:: Task ::
Images in the data are to be skipped, while every line is restated exactly as written.

(Data excerpts)
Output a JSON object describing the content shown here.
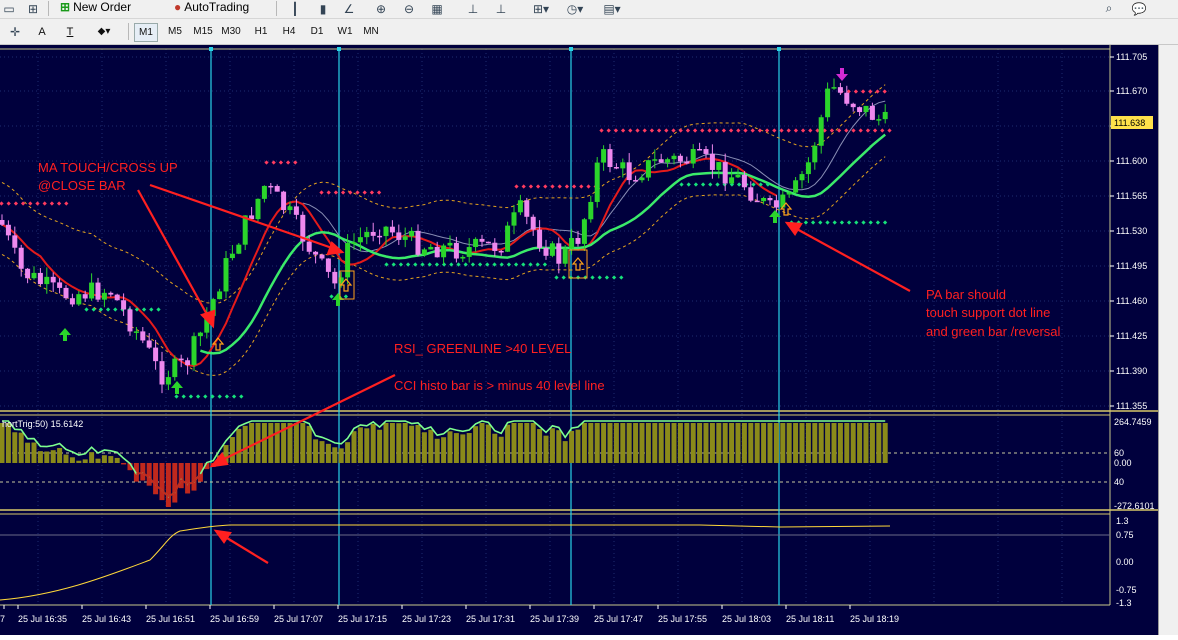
{
  "toolbar": {
    "new_order_label": "New Order",
    "autotrading_label": "AutoTrading",
    "timeframes": [
      "M1",
      "M5",
      "M15",
      "M30",
      "H1",
      "H4",
      "D1",
      "W1",
      "MN"
    ],
    "active_timeframe": "M1",
    "tool_a_label": "A",
    "tool_t_label": "T"
  },
  "colors": {
    "background": "#00003d",
    "grid": "#1e2b6e",
    "bull": "#2bd52b",
    "bear": "#ee88ee",
    "cyan_line": "#29d3e8",
    "ma_fast": "#e41b1b",
    "ma_slow": "#3bea6a",
    "band": "#e3a21e",
    "resistance_dots": "#ff3b5f",
    "support_dots": "#16e07a",
    "annotation": "#ff2020",
    "rsi": "#7dff8f",
    "cci_up": "#8a8a1a",
    "cci_down": "#c0281d",
    "bottom_line": "#ffd83a"
  },
  "main_axis": {
    "labels": [
      "111.705",
      "111.670",
      "111.635",
      "111.600",
      "111.565",
      "111.530",
      "111.495",
      "111.460",
      "111.425",
      "111.390",
      "111.355"
    ],
    "current_price": "111.638"
  },
  "sub1": {
    "title": "hortTrig:50) 15.6142",
    "labels": [
      "264.7459",
      "60",
      "0.00",
      "40",
      "-272.6101"
    ]
  },
  "sub2": {
    "labels": [
      "1.3",
      "0.75",
      "0.00",
      "-0.75",
      "-1.3"
    ]
  },
  "time_labels": [
    "7",
    "25 Jul 16:35",
    "25 Jul 16:43",
    "25 Jul 16:51",
    "25 Jul 16:59",
    "25 Jul 17:07",
    "25 Jul 17:15",
    "25 Jul 17:23",
    "25 Jul 17:31",
    "25 Jul 17:39",
    "25 Jul 17:47",
    "25 Jul 17:55",
    "25 Jul 18:03",
    "25 Jul 18:11",
    "25 Jul 18:19"
  ],
  "annotations": {
    "ma_touch_line1": "MA TOUCH/CROSS UP",
    "ma_touch_line2": "@CLOSE BAR",
    "rsi_note": "RSI_ GREENLINE >40 LEVEL",
    "cci_note": "CCI histo bar is > minus 40 level line",
    "pa_line1": "PA bar should",
    "pa_line2": "touch support dot line",
    "pa_line3": "and green bar /reversal"
  },
  "icons": [
    "new-order-icon",
    "autotrading-icon",
    "zoom-in-icon",
    "zoom-out-icon",
    "clock-icon",
    "search-icon",
    "chat-icon"
  ]
}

:: Result for this exercise ::
Output a JSON object describing the content shown here.
{
  "toolbar": {
    "new_order_label": "New Order",
    "autotrading_label": "AutoTrading",
    "timeframes": [
      "M1",
      "M5",
      "M15",
      "M30",
      "H1",
      "H4",
      "D1",
      "W1",
      "MN"
    ],
    "active_timeframe": "M1",
    "tool_a_label": "A",
    "tool_t_label": "T"
  },
  "colors": {
    "background": "#00003d",
    "grid": "#1e2b6e",
    "bull": "#2bd52b",
    "bear": "#ee88ee",
    "cyan_line": "#29d3e8",
    "ma_fast": "#e41b1b",
    "ma_slow": "#3bea6a",
    "band": "#e3a21e",
    "resistance_dots": "#ff3b5f",
    "support_dots": "#16e07a",
    "annotation": "#ff2020",
    "rsi": "#7dff8f",
    "cci_up": "#8a8a1a",
    "cci_down": "#c0281d",
    "bottom_line": "#ffd83a"
  },
  "main_axis": {
    "labels": [
      "111.705",
      "111.670",
      "111.635",
      "111.600",
      "111.565",
      "111.530",
      "111.495",
      "111.460",
      "111.425",
      "111.390",
      "111.355"
    ],
    "current_price": "111.638"
  },
  "sub1": {
    "title": "hortTrig:50) 15.6142",
    "labels": [
      "264.7459",
      "60",
      "0.00",
      "40",
      "-272.6101"
    ]
  },
  "sub2": {
    "labels": [
      "1.3",
      "0.75",
      "0.00",
      "-0.75",
      "-1.3"
    ]
  },
  "time_labels": [
    "7",
    "25 Jul 16:35",
    "25 Jul 16:43",
    "25 Jul 16:51",
    "25 Jul 16:59",
    "25 Jul 17:07",
    "25 Jul 17:15",
    "25 Jul 17:23",
    "25 Jul 17:31",
    "25 Jul 17:39",
    "25 Jul 17:47",
    "25 Jul 17:55",
    "25 Jul 18:03",
    "25 Jul 18:11",
    "25 Jul 18:19"
  ],
  "annotations": {
    "ma_touch_line1": "MA TOUCH/CROSS UP",
    "ma_touch_line2": "@CLOSE BAR",
    "rsi_note": "RSI_ GREENLINE >40 LEVEL",
    "cci_note": "CCI histo bar is > minus 40 level line",
    "pa_line1": "PA bar should",
    "pa_line2": "touch support dot line",
    "pa_line3": "and green bar /reversal"
  },
  "icons": [
    "new-order-icon",
    "autotrading-icon",
    "zoom-in-icon",
    "zoom-out-icon",
    "clock-icon",
    "search-icon",
    "chat-icon"
  ]
}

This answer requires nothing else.